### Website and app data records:
= Beginning of Section =
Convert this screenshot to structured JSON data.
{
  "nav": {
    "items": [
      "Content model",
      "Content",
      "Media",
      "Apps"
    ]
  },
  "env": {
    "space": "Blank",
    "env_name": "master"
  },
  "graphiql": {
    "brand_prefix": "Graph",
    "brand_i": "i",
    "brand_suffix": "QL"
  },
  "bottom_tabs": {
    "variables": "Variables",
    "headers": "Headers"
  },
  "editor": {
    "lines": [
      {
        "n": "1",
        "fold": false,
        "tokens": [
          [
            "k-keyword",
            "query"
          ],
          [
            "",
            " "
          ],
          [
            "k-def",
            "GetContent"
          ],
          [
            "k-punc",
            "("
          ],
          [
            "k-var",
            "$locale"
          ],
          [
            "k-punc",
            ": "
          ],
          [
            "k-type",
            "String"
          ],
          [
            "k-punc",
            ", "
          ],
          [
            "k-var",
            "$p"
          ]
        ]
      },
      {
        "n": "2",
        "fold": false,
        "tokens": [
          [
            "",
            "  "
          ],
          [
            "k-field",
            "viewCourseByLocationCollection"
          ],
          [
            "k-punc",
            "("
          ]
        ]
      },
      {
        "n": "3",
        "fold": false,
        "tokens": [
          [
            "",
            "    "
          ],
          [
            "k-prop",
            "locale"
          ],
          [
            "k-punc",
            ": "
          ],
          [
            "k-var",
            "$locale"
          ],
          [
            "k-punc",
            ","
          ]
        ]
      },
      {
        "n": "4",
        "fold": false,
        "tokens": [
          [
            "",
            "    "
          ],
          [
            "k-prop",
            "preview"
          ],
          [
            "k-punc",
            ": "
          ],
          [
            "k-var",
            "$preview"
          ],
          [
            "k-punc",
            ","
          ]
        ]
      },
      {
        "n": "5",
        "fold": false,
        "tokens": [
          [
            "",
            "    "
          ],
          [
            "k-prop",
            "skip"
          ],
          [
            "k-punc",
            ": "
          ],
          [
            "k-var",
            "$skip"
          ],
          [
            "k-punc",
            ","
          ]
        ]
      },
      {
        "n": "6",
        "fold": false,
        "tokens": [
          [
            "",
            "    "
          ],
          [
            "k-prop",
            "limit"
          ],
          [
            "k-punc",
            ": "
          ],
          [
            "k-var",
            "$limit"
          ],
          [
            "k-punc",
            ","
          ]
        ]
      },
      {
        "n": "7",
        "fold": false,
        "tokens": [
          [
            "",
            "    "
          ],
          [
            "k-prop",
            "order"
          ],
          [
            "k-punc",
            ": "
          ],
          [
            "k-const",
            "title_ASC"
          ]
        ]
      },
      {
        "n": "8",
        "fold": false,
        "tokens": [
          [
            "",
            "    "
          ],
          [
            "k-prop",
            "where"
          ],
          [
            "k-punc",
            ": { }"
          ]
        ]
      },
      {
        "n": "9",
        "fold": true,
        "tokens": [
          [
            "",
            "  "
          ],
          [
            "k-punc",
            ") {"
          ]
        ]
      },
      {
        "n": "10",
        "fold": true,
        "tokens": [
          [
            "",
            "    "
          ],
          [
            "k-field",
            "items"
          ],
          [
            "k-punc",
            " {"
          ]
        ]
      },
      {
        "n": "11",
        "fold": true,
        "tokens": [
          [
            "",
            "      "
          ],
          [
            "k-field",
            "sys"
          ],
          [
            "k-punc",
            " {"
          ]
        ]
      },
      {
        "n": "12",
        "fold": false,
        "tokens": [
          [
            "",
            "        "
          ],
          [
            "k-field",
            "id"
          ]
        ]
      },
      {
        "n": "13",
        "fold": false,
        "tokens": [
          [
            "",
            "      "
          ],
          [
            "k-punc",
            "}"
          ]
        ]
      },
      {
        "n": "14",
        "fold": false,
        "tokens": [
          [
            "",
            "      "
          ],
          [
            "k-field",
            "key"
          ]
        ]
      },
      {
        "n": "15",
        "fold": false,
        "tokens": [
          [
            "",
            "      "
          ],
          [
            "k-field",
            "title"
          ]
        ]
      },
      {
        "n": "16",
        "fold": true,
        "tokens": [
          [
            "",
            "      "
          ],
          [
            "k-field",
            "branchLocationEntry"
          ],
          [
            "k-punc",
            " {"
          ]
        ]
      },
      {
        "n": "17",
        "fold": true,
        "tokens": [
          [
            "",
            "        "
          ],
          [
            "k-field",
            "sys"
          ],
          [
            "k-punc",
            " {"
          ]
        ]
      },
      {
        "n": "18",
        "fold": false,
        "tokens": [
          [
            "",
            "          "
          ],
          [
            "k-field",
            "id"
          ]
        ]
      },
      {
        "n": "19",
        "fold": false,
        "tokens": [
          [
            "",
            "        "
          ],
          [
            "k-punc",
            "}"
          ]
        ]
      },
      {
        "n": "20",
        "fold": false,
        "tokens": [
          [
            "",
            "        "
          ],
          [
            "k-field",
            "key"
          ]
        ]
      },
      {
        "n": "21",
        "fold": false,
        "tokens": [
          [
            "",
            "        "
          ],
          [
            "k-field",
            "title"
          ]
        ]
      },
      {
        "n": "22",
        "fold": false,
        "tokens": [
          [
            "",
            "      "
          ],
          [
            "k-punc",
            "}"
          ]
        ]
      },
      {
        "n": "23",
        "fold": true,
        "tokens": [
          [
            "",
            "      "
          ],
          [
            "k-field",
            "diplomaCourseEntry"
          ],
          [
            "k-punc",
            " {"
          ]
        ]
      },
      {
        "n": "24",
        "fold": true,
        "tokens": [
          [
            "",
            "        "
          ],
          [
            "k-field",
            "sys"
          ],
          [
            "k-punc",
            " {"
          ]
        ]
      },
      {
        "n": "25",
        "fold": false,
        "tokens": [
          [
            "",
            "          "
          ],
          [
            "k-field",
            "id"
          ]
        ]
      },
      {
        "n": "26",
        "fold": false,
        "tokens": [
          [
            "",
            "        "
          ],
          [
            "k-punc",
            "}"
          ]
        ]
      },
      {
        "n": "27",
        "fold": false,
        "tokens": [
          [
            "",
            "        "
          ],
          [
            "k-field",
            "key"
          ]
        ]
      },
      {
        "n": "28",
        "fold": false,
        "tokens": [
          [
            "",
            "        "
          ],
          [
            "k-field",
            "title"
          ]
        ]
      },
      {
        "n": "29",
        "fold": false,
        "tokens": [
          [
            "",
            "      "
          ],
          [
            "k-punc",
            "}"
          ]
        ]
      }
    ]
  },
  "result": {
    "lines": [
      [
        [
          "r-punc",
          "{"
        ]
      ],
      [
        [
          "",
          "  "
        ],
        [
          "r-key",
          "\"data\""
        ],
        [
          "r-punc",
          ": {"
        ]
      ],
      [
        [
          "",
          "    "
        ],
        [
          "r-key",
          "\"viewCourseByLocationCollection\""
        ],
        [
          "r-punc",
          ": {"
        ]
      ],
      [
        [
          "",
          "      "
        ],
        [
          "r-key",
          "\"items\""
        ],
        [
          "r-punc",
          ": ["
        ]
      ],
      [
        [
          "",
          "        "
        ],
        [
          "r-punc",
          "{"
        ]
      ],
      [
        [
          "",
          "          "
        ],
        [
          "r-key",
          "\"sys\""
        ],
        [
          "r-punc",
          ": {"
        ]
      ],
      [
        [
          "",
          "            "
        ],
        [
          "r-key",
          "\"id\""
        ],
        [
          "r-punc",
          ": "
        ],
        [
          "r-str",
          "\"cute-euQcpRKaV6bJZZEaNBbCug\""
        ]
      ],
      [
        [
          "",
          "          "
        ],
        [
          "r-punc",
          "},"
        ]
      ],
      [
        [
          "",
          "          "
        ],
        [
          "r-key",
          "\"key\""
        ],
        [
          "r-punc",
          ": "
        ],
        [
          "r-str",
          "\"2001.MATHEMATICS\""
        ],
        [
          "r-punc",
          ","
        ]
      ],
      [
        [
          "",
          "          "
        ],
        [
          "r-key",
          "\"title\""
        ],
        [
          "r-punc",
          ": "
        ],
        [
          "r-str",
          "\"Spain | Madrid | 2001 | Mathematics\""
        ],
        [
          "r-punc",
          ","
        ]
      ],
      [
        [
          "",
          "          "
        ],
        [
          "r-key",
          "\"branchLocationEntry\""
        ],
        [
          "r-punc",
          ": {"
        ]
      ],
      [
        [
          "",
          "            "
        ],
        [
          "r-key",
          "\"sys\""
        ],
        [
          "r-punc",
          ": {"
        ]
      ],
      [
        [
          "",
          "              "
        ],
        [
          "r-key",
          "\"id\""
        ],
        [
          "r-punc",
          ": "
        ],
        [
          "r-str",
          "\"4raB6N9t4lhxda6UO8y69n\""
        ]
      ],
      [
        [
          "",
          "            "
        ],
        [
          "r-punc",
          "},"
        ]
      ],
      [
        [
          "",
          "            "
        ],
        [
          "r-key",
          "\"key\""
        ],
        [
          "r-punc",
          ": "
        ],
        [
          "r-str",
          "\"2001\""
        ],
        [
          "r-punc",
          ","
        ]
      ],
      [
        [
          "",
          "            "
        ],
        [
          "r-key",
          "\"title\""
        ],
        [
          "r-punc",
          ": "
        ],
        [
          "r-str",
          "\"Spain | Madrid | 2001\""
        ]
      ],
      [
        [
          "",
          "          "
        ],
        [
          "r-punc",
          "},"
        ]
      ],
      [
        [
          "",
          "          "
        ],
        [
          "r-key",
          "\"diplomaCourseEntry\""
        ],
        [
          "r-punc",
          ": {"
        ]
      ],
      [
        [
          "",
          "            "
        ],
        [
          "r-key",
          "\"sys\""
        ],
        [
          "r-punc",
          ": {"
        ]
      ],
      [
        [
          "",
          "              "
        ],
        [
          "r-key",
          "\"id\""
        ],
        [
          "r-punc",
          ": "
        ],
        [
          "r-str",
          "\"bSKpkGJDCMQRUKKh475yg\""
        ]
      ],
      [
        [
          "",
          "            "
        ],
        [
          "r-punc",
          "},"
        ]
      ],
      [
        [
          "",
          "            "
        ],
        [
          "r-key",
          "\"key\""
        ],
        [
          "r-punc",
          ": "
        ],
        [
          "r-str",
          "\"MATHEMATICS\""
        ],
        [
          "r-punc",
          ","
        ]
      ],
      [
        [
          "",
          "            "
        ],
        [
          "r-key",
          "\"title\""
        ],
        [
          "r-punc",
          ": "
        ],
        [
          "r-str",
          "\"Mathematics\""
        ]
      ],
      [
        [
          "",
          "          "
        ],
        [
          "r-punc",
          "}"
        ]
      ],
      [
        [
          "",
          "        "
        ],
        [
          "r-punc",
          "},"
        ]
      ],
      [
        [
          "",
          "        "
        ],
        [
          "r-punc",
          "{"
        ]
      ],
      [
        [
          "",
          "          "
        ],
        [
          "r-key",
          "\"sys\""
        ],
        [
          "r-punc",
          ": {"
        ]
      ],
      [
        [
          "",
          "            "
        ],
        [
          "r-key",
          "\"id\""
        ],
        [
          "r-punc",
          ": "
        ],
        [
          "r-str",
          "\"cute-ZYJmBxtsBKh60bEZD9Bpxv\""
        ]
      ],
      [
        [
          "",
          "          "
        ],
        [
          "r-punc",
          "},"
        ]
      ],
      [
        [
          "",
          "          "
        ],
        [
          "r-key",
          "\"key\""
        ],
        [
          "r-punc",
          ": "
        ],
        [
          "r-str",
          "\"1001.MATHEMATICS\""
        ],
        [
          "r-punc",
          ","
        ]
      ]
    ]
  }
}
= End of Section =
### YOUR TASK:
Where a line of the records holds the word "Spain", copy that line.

### ANSWER FOR THE TASK:
          "\"Spain | Madrid | 2001 | Mathematics\""
          "\"Spain | Madrid | 2001\""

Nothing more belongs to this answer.